I just meant that when reading an implementation, it might be useful for the developer/reader, to know that “this function should be called with CCIP-Read/Write enabled” and “this function normally CCIP-Read but I don’t revert OffchainLookup()”. Purely an annotation/comment thing, not specific to this ENSIP, just CCIP+Solidity in general.

I was assuming the callback would be a view operation.

I think null callback should indicate no confirmation is required. For example, ethers will still call the null selector.

Here is the example I was thinking of:

  • Sequence: setX(a) → revert OffchainLookup({a}) → POST → nonce: 1234callback1() → revert OffchainWrite({a, 1234)sign/sendTx → POST → ref: 0x123456callback2() → revert OffchainLookup({0x123456}) → POST → callback3()
  • Flow:
    • you call setX(a) with CCIP Read/Write enabled
    • throws for CCIP-Read to get a challenge for the write → like HTTP OPTION
    • on callback, throws for CCIP-Write with challenge + a → like HTTP POST
    • on callback, throws for CCIP-Read to provide the confirmation
    • on callback, does nothing (null, could be elided)
  • Scenerio:
    • you call setX() from app A → “write some data to protocol B on chain C” which is actually a different app
    • you do that and provide receipt to A that you did that

Ideally, app A would be monitoring events for chain C, but this would explicitly transmit the receipt to A.

Whereas, setX() to an offchain server might simply be: setX() → revert OffchainWritesign → POST → stop (callback selector is null)

In general, you can do a lot with an initial OffchainLookup prior to the write.

1 Like

This has always been the case in this proposal:

revert StorageHandledByL2(msg.sender, callData, [chainId, contract])

Only disagreements so far had been about how to pass the [chainId, contract]

Yes, that would be helpful. I will make space for some standard natSpec.

This is very similar to the 3-level nested CCIP-Write example in Draft-1 that I had initially proposed. In your example, you do some pre-flight stuff with CCIP-Read, then do CCIP-Write and then do some post-processing with CCIP-Read (this can instead be another CCIP-Write!). The argument by Nick in that case was that

  • any arbitrary pre-flight stuff can all be done by the storage provider and it can pass the resulting pre-flight info to the clients via the metaEndpoint provided in metadata,
  • any post-processing can be done by the gateway handling the write operations internally.

This makes the protocol arguably less complex.
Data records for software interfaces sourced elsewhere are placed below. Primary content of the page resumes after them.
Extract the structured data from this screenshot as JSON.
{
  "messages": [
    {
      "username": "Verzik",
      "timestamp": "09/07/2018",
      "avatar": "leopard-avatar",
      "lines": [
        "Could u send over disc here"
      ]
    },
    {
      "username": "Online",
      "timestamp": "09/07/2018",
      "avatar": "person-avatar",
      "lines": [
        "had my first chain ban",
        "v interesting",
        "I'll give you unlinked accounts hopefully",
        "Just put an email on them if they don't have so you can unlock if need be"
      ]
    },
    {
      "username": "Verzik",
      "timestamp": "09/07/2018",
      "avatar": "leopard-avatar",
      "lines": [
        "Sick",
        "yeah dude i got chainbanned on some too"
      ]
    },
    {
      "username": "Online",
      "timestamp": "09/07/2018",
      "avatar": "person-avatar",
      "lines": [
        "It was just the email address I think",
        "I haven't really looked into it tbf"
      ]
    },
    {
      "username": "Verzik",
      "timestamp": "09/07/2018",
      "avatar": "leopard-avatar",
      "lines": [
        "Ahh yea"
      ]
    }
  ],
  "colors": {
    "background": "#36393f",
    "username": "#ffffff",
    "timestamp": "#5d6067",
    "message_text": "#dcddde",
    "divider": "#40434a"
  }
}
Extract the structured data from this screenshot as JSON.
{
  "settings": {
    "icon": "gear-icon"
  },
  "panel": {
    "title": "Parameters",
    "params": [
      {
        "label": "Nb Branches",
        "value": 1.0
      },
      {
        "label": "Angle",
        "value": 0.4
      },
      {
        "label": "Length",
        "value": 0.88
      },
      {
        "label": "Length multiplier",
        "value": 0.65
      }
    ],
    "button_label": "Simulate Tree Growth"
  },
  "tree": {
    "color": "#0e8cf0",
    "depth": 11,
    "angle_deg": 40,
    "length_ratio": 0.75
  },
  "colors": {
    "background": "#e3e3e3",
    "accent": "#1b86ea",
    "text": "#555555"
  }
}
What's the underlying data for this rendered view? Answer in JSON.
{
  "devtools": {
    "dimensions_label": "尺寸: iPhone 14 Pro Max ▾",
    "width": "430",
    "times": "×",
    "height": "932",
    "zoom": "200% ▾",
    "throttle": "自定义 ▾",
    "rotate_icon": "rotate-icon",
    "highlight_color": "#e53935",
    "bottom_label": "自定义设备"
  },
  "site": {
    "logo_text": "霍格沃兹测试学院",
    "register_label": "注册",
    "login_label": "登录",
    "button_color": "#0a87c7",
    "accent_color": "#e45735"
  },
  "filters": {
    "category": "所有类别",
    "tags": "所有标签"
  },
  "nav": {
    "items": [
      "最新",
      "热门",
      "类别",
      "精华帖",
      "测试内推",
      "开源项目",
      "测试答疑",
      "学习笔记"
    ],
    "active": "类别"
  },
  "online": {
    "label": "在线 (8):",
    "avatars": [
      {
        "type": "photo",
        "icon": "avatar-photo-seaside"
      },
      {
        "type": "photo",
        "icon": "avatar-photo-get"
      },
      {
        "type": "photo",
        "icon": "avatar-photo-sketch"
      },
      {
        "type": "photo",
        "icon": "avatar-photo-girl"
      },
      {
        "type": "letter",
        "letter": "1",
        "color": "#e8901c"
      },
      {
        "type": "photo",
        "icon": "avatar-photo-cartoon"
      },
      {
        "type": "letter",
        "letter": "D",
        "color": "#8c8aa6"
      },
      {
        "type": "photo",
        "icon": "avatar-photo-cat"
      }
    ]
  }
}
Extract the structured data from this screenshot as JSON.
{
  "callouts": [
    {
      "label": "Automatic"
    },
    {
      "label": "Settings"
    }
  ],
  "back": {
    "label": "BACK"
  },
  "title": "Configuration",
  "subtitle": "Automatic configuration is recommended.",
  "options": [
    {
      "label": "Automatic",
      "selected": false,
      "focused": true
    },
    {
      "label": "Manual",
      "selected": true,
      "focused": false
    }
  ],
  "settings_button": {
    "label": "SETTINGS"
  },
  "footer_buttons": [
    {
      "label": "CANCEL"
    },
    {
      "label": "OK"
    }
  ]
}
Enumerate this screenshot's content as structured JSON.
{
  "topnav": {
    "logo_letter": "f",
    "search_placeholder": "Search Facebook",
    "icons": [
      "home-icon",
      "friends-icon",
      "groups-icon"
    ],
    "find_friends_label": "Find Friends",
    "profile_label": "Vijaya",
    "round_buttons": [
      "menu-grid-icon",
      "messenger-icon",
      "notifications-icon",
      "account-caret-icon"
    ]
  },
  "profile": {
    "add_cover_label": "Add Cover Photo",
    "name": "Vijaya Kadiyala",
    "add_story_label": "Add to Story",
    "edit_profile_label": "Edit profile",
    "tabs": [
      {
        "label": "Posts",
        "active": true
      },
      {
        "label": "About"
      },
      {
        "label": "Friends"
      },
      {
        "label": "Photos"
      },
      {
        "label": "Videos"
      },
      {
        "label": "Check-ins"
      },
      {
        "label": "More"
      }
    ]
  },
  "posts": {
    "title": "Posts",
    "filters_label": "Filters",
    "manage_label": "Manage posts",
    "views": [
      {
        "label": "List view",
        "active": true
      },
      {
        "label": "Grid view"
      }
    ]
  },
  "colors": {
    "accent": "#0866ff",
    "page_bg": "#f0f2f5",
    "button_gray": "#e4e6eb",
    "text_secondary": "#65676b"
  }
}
I think these arguments still hold but I hope @nick.eth can cross-check what I just said. I think a very explicit and realistic use case might help although I have failed to come up with one so far that cannot be achieved by the taking the above two steps.

This is really dangerous, though - it means that the contract can prompt the user to make any transaction to any contract on any chain under the pretence of updating the existing contract’s storage!

Right; what NameSys is saying is that we removed the callback functionality in order to reduce the complexity of the standard (bearing in mind that callbacks could trigger more CCIP-reads and OCWDP writes). With a compelling use-case for reintroducing them, we could do that.